- _TASK INSTRUCTIONS_: Each line of the records that includes "desc" should be found and copied.

━━ RECORD EXCERPTS ━━

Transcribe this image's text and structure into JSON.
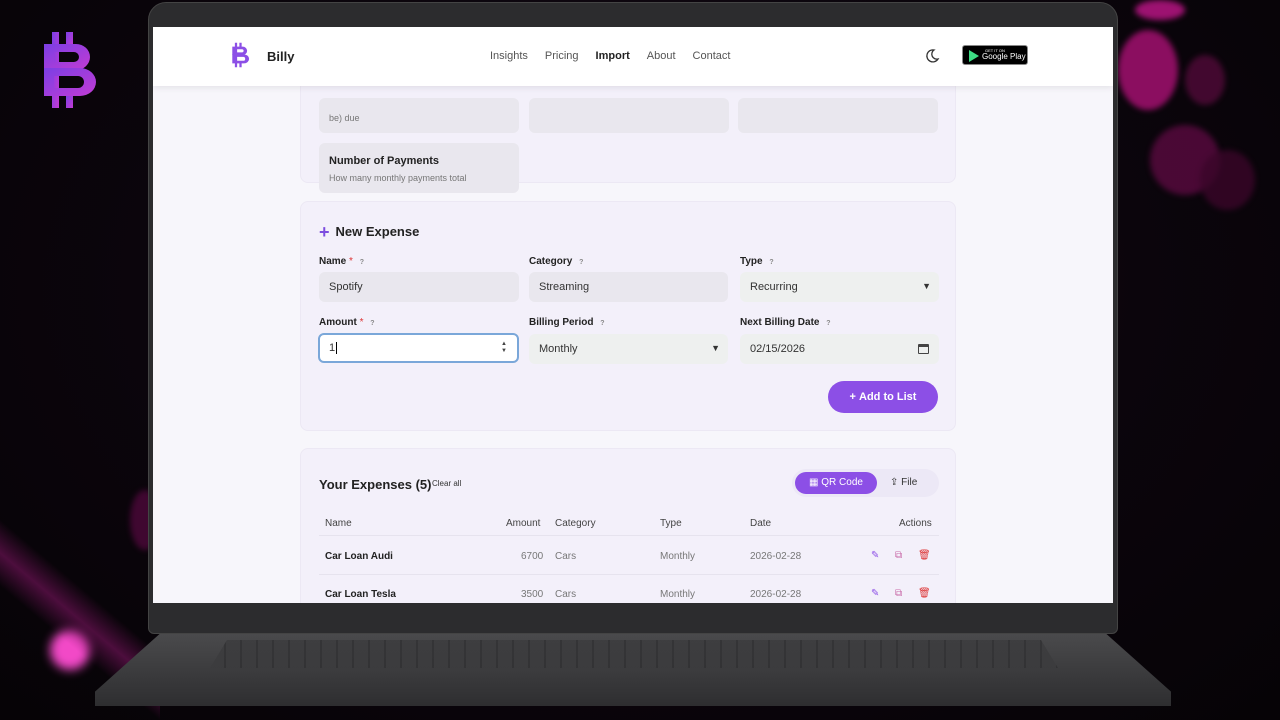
{
  "colors": {
    "accent": "#8c4fe6",
    "accent_light": "#f3f0fa",
    "danger": "#dd3333"
  },
  "navbar": {
    "title": "Billy",
    "links": [
      "Insights",
      "Pricing",
      "Import",
      "About",
      "Contact"
    ],
    "active_link": "Import",
    "theme_icon": "moon-icon",
    "store_badge": {
      "small": "GET IT ON",
      "large": "Google Play"
    }
  },
  "top_card": {
    "fields": [
      {
        "title": "",
        "desc": "be) due"
      },
      {
        "title": "",
        "desc": ""
      },
      {
        "title": "",
        "desc": ""
      },
      {
        "title": "Number of Payments",
        "desc": "How many monthly payments total"
      }
    ]
  },
  "new_expense": {
    "title": "New Expense",
    "name_label": "Name",
    "name_value": "Spotify",
    "category_label": "Category",
    "category_value": "Streaming",
    "type_label": "Type",
    "type_value": "Recurring",
    "amount_label": "Amount",
    "amount_value": "1",
    "billing_period_label": "Billing Period",
    "billing_period_value": "Monthly",
    "next_billing_label": "Next Billing Date",
    "next_billing_value": "02/15/2026",
    "required_mark": "*",
    "help_mark": "?",
    "add_button": "Add to List"
  },
  "expenses": {
    "title": "Your Expenses (5)",
    "clear_all": "Clear all",
    "toggle_qr": "QR Code",
    "toggle_file": "File",
    "headers": [
      "Name",
      "Amount",
      "Category",
      "Type",
      "Date",
      "Actions"
    ],
    "rows": [
      {
        "name": "Car Loan Audi",
        "amount": "6700",
        "category": "Cars",
        "type": "Monthly",
        "date": "2026-02-28"
      },
      {
        "name": "Car Loan Tesla",
        "amount": "3500",
        "category": "Cars",
        "type": "Monthly",
        "date": "2026-02-28"
      }
    ]
  }
}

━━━

- _RESPONSE TO THE TASK_:
        "desc": "be) due"
        "desc": ""
        "desc": ""
        "desc": "How many monthly payments total"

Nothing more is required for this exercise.